> _What you are asked to do_
Count the lines below containing "Documents"; state the number only.

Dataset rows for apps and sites

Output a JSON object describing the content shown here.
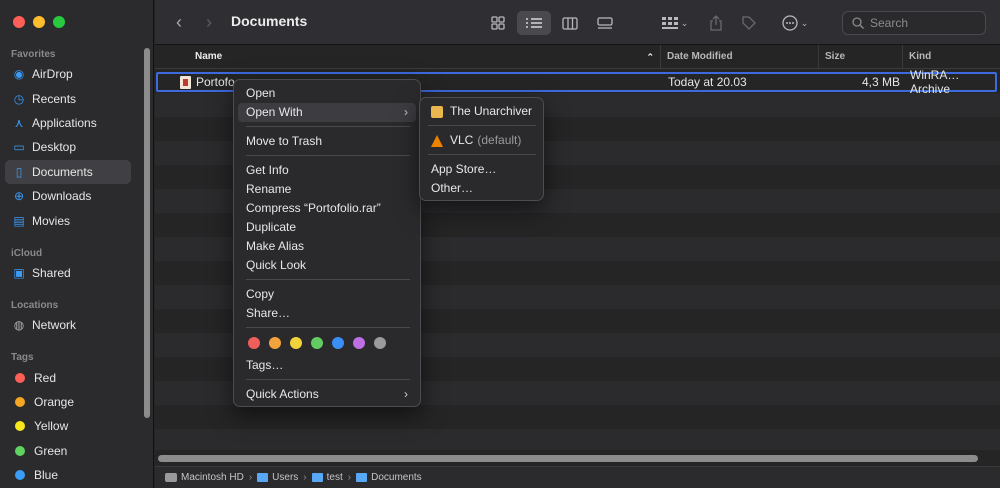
{
  "toolbar": {
    "title": "Documents",
    "search_placeholder": "Search"
  },
  "sidebar": {
    "sections": {
      "favorites": "Favorites",
      "icloud": "iCloud",
      "locations": "Locations",
      "tags": "Tags"
    },
    "favorites": [
      {
        "label": "AirDrop",
        "icon": "airdrop-icon"
      },
      {
        "label": "Recents",
        "icon": "clock-icon"
      },
      {
        "label": "Applications",
        "icon": "applications-icon"
      },
      {
        "label": "Desktop",
        "icon": "desktop-icon"
      },
      {
        "label": "Documents",
        "icon": "document-icon"
      },
      {
        "label": "Downloads",
        "icon": "download-icon"
      },
      {
        "label": "Movies",
        "icon": "film-icon"
      }
    ],
    "icloud": [
      {
        "label": "Shared",
        "icon": "shared-folder-icon"
      }
    ],
    "locations": [
      {
        "label": "Network",
        "icon": "globe-icon"
      }
    ],
    "tags": [
      {
        "label": "Red",
        "color": "#ff5f57"
      },
      {
        "label": "Orange",
        "color": "#f5a623"
      },
      {
        "label": "Yellow",
        "color": "#f8e71c"
      },
      {
        "label": "Green",
        "color": "#5fd35f"
      },
      {
        "label": "Blue",
        "color": "#3b9cf8"
      }
    ]
  },
  "columns": {
    "name": "Name",
    "date": "Date Modified",
    "size": "Size",
    "kind": "Kind"
  },
  "file": {
    "name": "Portofo",
    "date": "Today at 20.03",
    "size": "4,3 MB",
    "kind": "WinRA…Archive"
  },
  "context_menu": {
    "open": "Open",
    "open_with": "Open With",
    "move_to_trash": "Move to Trash",
    "get_info": "Get Info",
    "rename": "Rename",
    "compress": "Compress “Portofolio.rar”",
    "duplicate": "Duplicate",
    "make_alias": "Make Alias",
    "quick_look": "Quick Look",
    "copy": "Copy",
    "share": "Share…",
    "tag_colors": [
      "#ee5e5a",
      "#f2a33d",
      "#f3d33b",
      "#62cc62",
      "#3a8ef6",
      "#bd6fe4",
      "#9b9b9d"
    ],
    "tags": "Tags…",
    "quick_actions": "Quick Actions"
  },
  "open_with_menu": {
    "unarchiver": "The Unarchiver",
    "vlc": "VLC",
    "vlc_default": "(default)",
    "app_store": "App Store…",
    "other": "Other…"
  },
  "path": [
    "Macintosh HD",
    "Users",
    "test",
    "Documents"
  ]
}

> _Final answer_
3